BEIJING (Reuters) – Local officials in China’s northern Shandong province have used fake data to help aluminum and steel producers avoid mandatory production curbs, the state-run China Youth Daily reported, citing a Ministry of Environmental Protection inspection team.
“Local official have covered up for aluminum producers, leading them to build up their capacity,” the Youth Daily reported citing a letter from the inspection team.
China has imposed its most stringent measures on heavy industry, including steel, aluminum and coal mining, to reduce production in a battle against air pollution.
Closures of steel plants, coal mines and aluminum smelters have roiled commodities market since the start of 2016, leading to a rally in prices.
The sharply-worded letter from the environment ministry could be an indication that Beijing is tightening its scrutiny of heavy industries to force them to comply with the capacity cuts.
The ministry said officials in major aluminum producing city Binzhou had used fake certificates and false data to obtain approval for the construction of 2.4 million tonnes of new aluminum production capacity in 2014.
In addition, major steel producer Rizhao Steel was still running a mill with 5.94 million tonnes of capacity that was due to shut in 2015.
Rizhao Steel and the Ministry of Environmental Protection were not immediately available for comment.

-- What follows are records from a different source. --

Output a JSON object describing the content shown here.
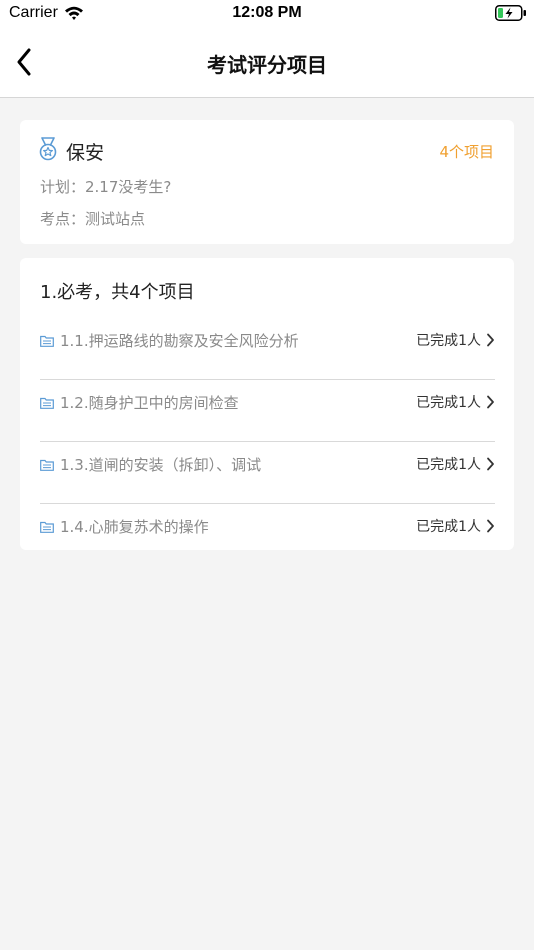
{
  "status_bar": {
    "carrier": "Carrier",
    "time": "12:08 PM"
  },
  "nav": {
    "title": "考试评分项目",
    "back_icon": "chevron-left-icon"
  },
  "summary": {
    "icon": "medal-icon",
    "job_title": "保安",
    "project_count": "4个项目",
    "plan": "计划：2.17没考生?",
    "site": "考点：测试站点"
  },
  "section": {
    "heading": "1.必考，共4个项目",
    "items": [
      {
        "label": "1.1.押运路线的勘察及安全风险分析",
        "status": "已完成1人"
      },
      {
        "label": "1.2.随身护卫中的房间检查",
        "status": "已完成1人"
      },
      {
        "label": "1.3.道闸的安装（拆卸）、调试",
        "status": "已完成1人"
      },
      {
        "label": "1.4.心肺复苏术的操作",
        "status": "已完成1人"
      }
    ]
  },
  "colors": {
    "accent_orange": "#f0a030",
    "icon_blue": "#5b9bd5",
    "muted_text": "#8a8a8a",
    "background": "#f4f4f4"
  }
}
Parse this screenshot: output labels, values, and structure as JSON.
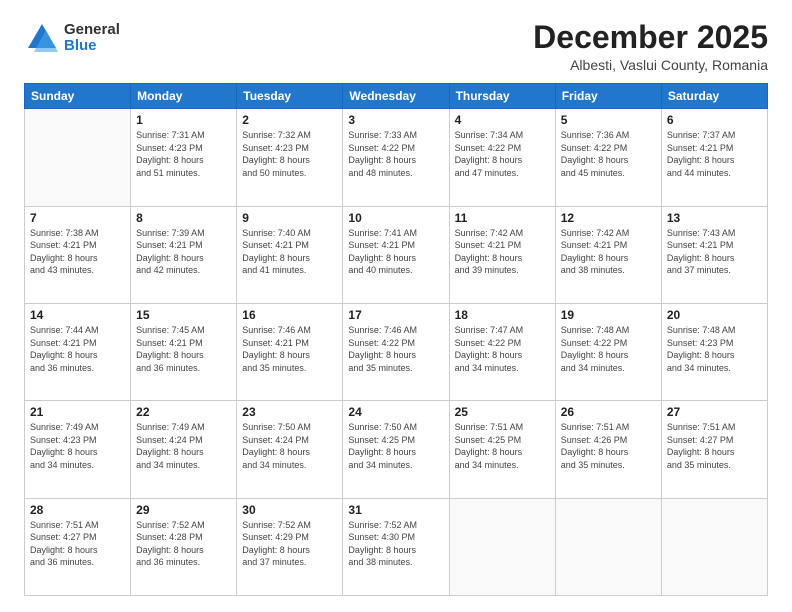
{
  "logo": {
    "general": "General",
    "blue": "Blue"
  },
  "header": {
    "month": "December 2025",
    "location": "Albesti, Vaslui County, Romania"
  },
  "weekdays": [
    "Sunday",
    "Monday",
    "Tuesday",
    "Wednesday",
    "Thursday",
    "Friday",
    "Saturday"
  ],
  "weeks": [
    [
      {
        "day": "",
        "info": ""
      },
      {
        "day": "1",
        "info": "Sunrise: 7:31 AM\nSunset: 4:23 PM\nDaylight: 8 hours\nand 51 minutes."
      },
      {
        "day": "2",
        "info": "Sunrise: 7:32 AM\nSunset: 4:23 PM\nDaylight: 8 hours\nand 50 minutes."
      },
      {
        "day": "3",
        "info": "Sunrise: 7:33 AM\nSunset: 4:22 PM\nDaylight: 8 hours\nand 48 minutes."
      },
      {
        "day": "4",
        "info": "Sunrise: 7:34 AM\nSunset: 4:22 PM\nDaylight: 8 hours\nand 47 minutes."
      },
      {
        "day": "5",
        "info": "Sunrise: 7:36 AM\nSunset: 4:22 PM\nDaylight: 8 hours\nand 45 minutes."
      },
      {
        "day": "6",
        "info": "Sunrise: 7:37 AM\nSunset: 4:21 PM\nDaylight: 8 hours\nand 44 minutes."
      }
    ],
    [
      {
        "day": "7",
        "info": "Sunrise: 7:38 AM\nSunset: 4:21 PM\nDaylight: 8 hours\nand 43 minutes."
      },
      {
        "day": "8",
        "info": "Sunrise: 7:39 AM\nSunset: 4:21 PM\nDaylight: 8 hours\nand 42 minutes."
      },
      {
        "day": "9",
        "info": "Sunrise: 7:40 AM\nSunset: 4:21 PM\nDaylight: 8 hours\nand 41 minutes."
      },
      {
        "day": "10",
        "info": "Sunrise: 7:41 AM\nSunset: 4:21 PM\nDaylight: 8 hours\nand 40 minutes."
      },
      {
        "day": "11",
        "info": "Sunrise: 7:42 AM\nSunset: 4:21 PM\nDaylight: 8 hours\nand 39 minutes."
      },
      {
        "day": "12",
        "info": "Sunrise: 7:42 AM\nSunset: 4:21 PM\nDaylight: 8 hours\nand 38 minutes."
      },
      {
        "day": "13",
        "info": "Sunrise: 7:43 AM\nSunset: 4:21 PM\nDaylight: 8 hours\nand 37 minutes."
      }
    ],
    [
      {
        "day": "14",
        "info": "Sunrise: 7:44 AM\nSunset: 4:21 PM\nDaylight: 8 hours\nand 36 minutes."
      },
      {
        "day": "15",
        "info": "Sunrise: 7:45 AM\nSunset: 4:21 PM\nDaylight: 8 hours\nand 36 minutes."
      },
      {
        "day": "16",
        "info": "Sunrise: 7:46 AM\nSunset: 4:21 PM\nDaylight: 8 hours\nand 35 minutes."
      },
      {
        "day": "17",
        "info": "Sunrise: 7:46 AM\nSunset: 4:22 PM\nDaylight: 8 hours\nand 35 minutes."
      },
      {
        "day": "18",
        "info": "Sunrise: 7:47 AM\nSunset: 4:22 PM\nDaylight: 8 hours\nand 34 minutes."
      },
      {
        "day": "19",
        "info": "Sunrise: 7:48 AM\nSunset: 4:22 PM\nDaylight: 8 hours\nand 34 minutes."
      },
      {
        "day": "20",
        "info": "Sunrise: 7:48 AM\nSunset: 4:23 PM\nDaylight: 8 hours\nand 34 minutes."
      }
    ],
    [
      {
        "day": "21",
        "info": "Sunrise: 7:49 AM\nSunset: 4:23 PM\nDaylight: 8 hours\nand 34 minutes."
      },
      {
        "day": "22",
        "info": "Sunrise: 7:49 AM\nSunset: 4:24 PM\nDaylight: 8 hours\nand 34 minutes."
      },
      {
        "day": "23",
        "info": "Sunrise: 7:50 AM\nSunset: 4:24 PM\nDaylight: 8 hours\nand 34 minutes."
      },
      {
        "day": "24",
        "info": "Sunrise: 7:50 AM\nSunset: 4:25 PM\nDaylight: 8 hours\nand 34 minutes."
      },
      {
        "day": "25",
        "info": "Sunrise: 7:51 AM\nSunset: 4:25 PM\nDaylight: 8 hours\nand 34 minutes."
      },
      {
        "day": "26",
        "info": "Sunrise: 7:51 AM\nSunset: 4:26 PM\nDaylight: 8 hours\nand 35 minutes."
      },
      {
        "day": "27",
        "info": "Sunrise: 7:51 AM\nSunset: 4:27 PM\nDaylight: 8 hours\nand 35 minutes."
      }
    ],
    [
      {
        "day": "28",
        "info": "Sunrise: 7:51 AM\nSunset: 4:27 PM\nDaylight: 8 hours\nand 36 minutes."
      },
      {
        "day": "29",
        "info": "Sunrise: 7:52 AM\nSunset: 4:28 PM\nDaylight: 8 hours\nand 36 minutes."
      },
      {
        "day": "30",
        "info": "Sunrise: 7:52 AM\nSunset: 4:29 PM\nDaylight: 8 hours\nand 37 minutes."
      },
      {
        "day": "31",
        "info": "Sunrise: 7:52 AM\nSunset: 4:30 PM\nDaylight: 8 hours\nand 38 minutes."
      },
      {
        "day": "",
        "info": ""
      },
      {
        "day": "",
        "info": ""
      },
      {
        "day": "",
        "info": ""
      }
    ]
  ]
}
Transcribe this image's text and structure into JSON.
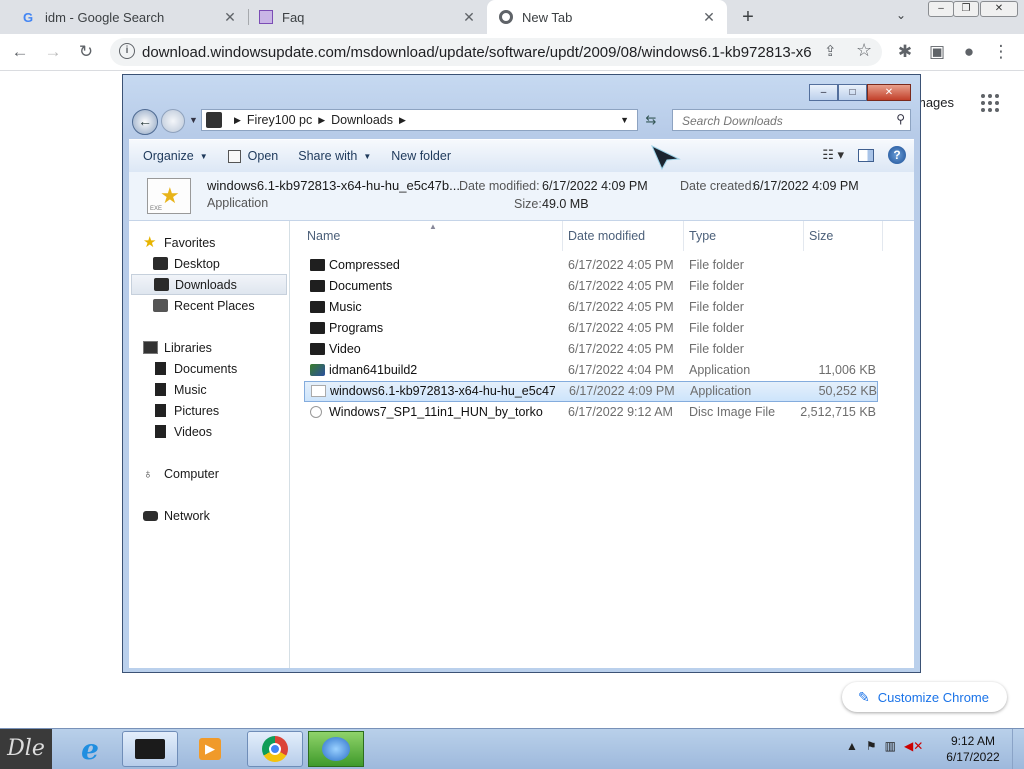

Reporting by Meng Meng and Aizhu Chen; Editing by Peter Graff